Pancreatic acinar metaplasia, abbreviated PAM, is a common incidental histopathologic finding present in approximately 20-25% of patients undergoing an esophagogastroduodenoscopy.[1][2]

Significance[edit]

Studies are mixed on whether it is associated with pathology and symptoms.[2] There is some epidemiological evidence to suggest is associated with gastroesophageal reflux and Helicobacter gastritis.[1]

There is no evidence to suggest it is pre-neoplastic, like Barrett's esophagus.

Etiology[edit]

A slight increased incidence with age suggests, it is an acquired lesion,[1] as may be seen in a true metaplasia.

Histopathology[edit]

The histopathologic features of pancreatic acinar metaplasia are: (1) the presence of cell clusters that resembles a many-lobed "berry" (an acinus), with (2) cells that are histomorphologically identical to the glands of the exocrine pancreas.

See also[edit]

References[edit]

  1. ^ a b c Johansson J, Håkansson HO, Mellblom L, et al. (March 2010). "Pancreatic acinar metaplasia in the distal oesophagus and the gastric cardia: prevalence, predictors and relation to GORD". J. Gastroenterol. 45 (3): 291–9. doi:10.1007/s00535-009-0161-4. PMID 20012917. 
  2. ^ a b Wang HH, Zeroogian JM, Spechler SJ, Goyal RK, Antonioli DA (December 1996). "Prevalence and significance of pancreatic acinar metaplasia at the gastroesophageal junction". Am. J. Surg.
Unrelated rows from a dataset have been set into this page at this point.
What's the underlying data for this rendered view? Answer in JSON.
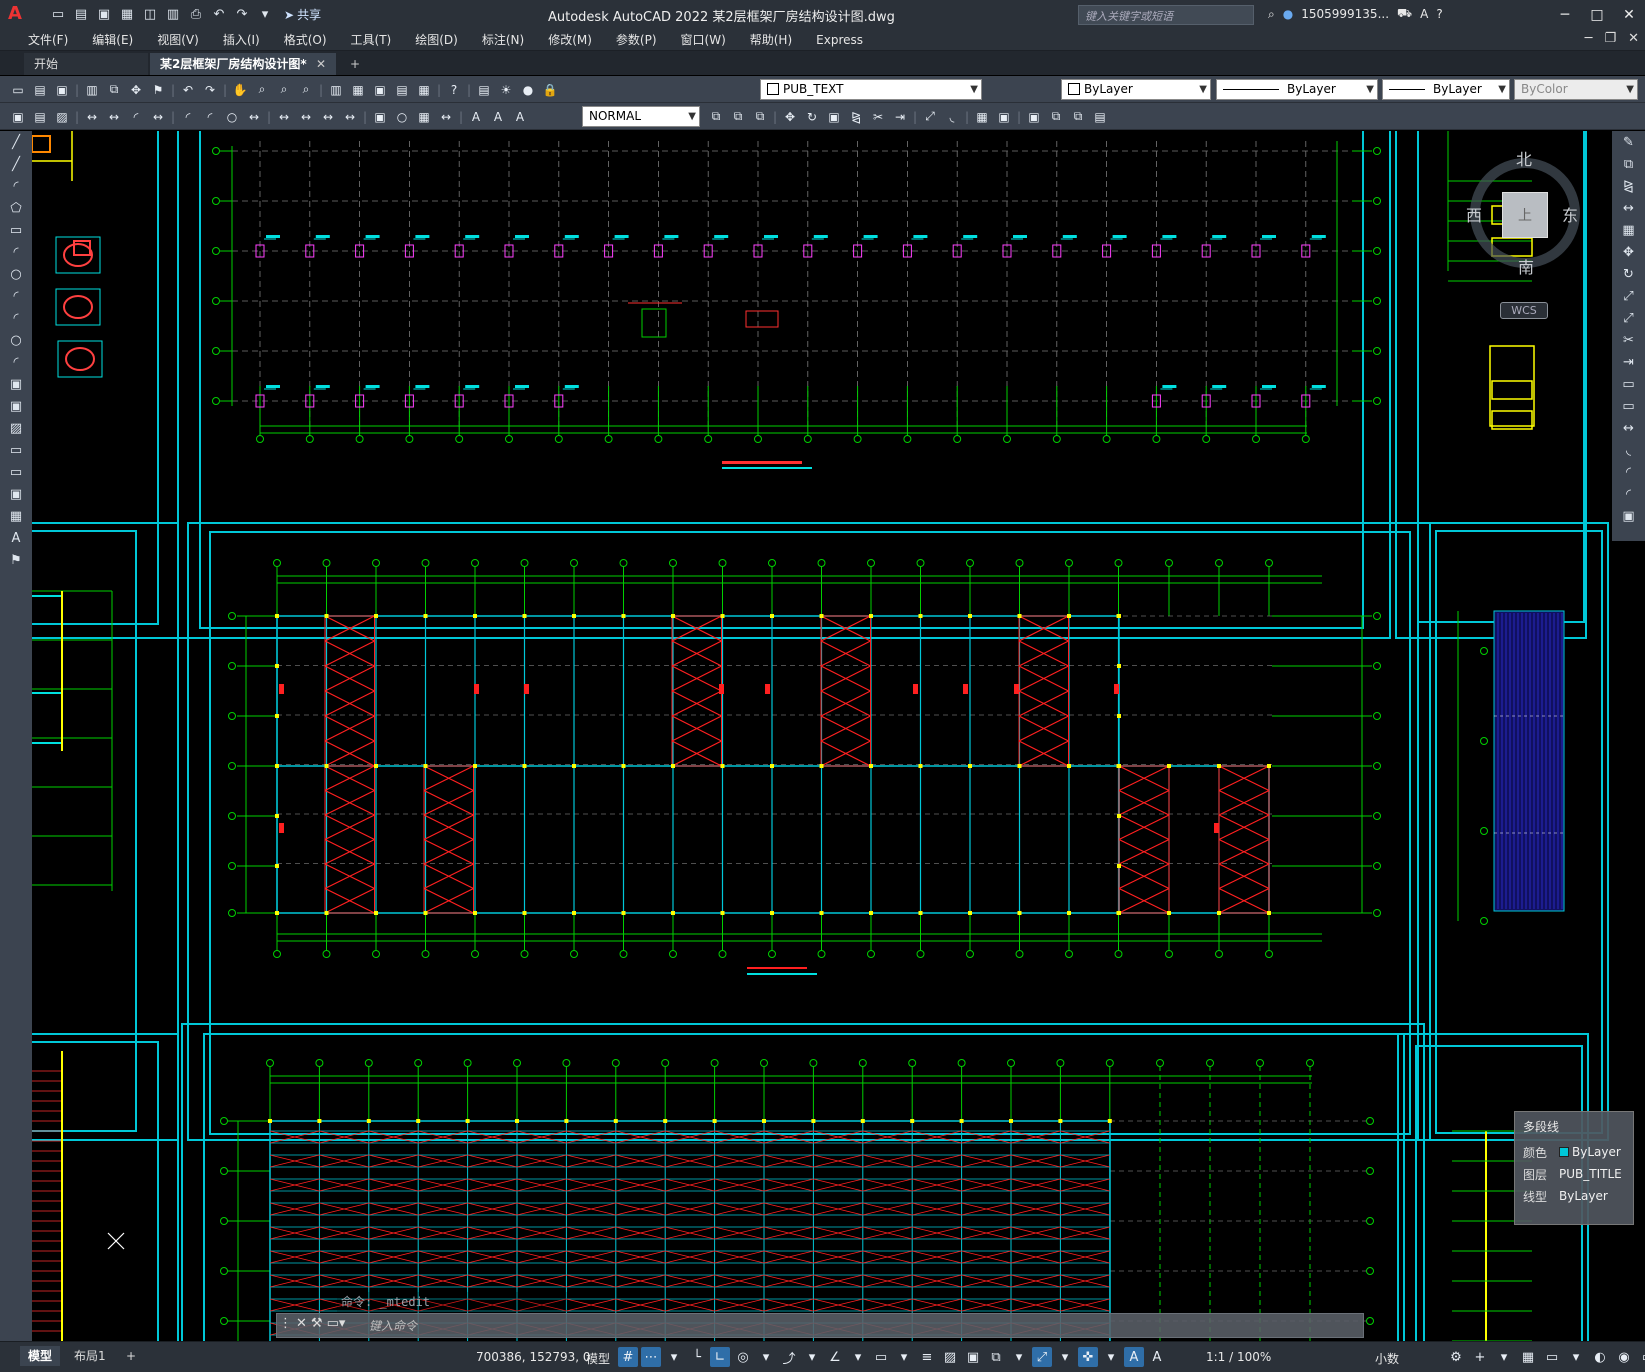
{
  "titlebar": {
    "app_title": "Autodesk AutoCAD 2022    某2层框架厂房结构设计图.dwg",
    "share_label": "共享",
    "search_placeholder": "键入关键字或短语",
    "user_label": "1505999135...",
    "qat_icons": [
      "new-icon",
      "open-icon",
      "save-icon",
      "saveas-icon",
      "web-icon",
      "publish-icon",
      "print-icon",
      "undo-icon",
      "redo-icon",
      "customize-icon"
    ]
  },
  "menubar": {
    "items": [
      "文件(F)",
      "编辑(E)",
      "视图(V)",
      "插入(I)",
      "格式(O)",
      "工具(T)",
      "绘图(D)",
      "标注(N)",
      "修改(M)",
      "参数(P)",
      "窗口(W)",
      "帮助(H)",
      "Express"
    ]
  },
  "tabs": {
    "start": "开始",
    "active_doc": "某2层框架厂房结构设计图*",
    "add": "+"
  },
  "toolbar": {
    "layer": "PUB_TEXT",
    "color": "ByLayer",
    "linetype": "ByLayer",
    "lineweight": "ByLayer",
    "plotstyle": "ByColor",
    "visual_style": "NORMAL"
  },
  "viewcube": {
    "north": "北",
    "south": "南",
    "east": "东",
    "west": "西",
    "top": "上",
    "ucs": "WCS"
  },
  "quick_properties": {
    "title": "多段线",
    "rows": [
      {
        "key": "颜色",
        "value": "ByLayer"
      },
      {
        "key": "图层",
        "value": "PUB_TITLE"
      },
      {
        "key": "线型",
        "value": "ByLayer"
      }
    ]
  },
  "command": {
    "history": "命令:  _mtedit",
    "placeholder": "键入命令"
  },
  "statusbar": {
    "model_tab": "模型",
    "layout_tab": "布局1",
    "add_tab": "+",
    "coordinates": "700386, 152793, 0",
    "model_space": "模型",
    "annotation_scale": "1:1 / 100%",
    "units": "小数"
  },
  "colors": {
    "frame": "#00c8d8",
    "grid": "#00d000",
    "bracing": "#ff2020",
    "column": "#ffff00",
    "dim": "#00e0e0",
    "axis_bubble": "#00d000"
  }
}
Pathol. 20 (12): 1507–10. doi:10.1097/00000478-199612000-00010. PMID 8944044.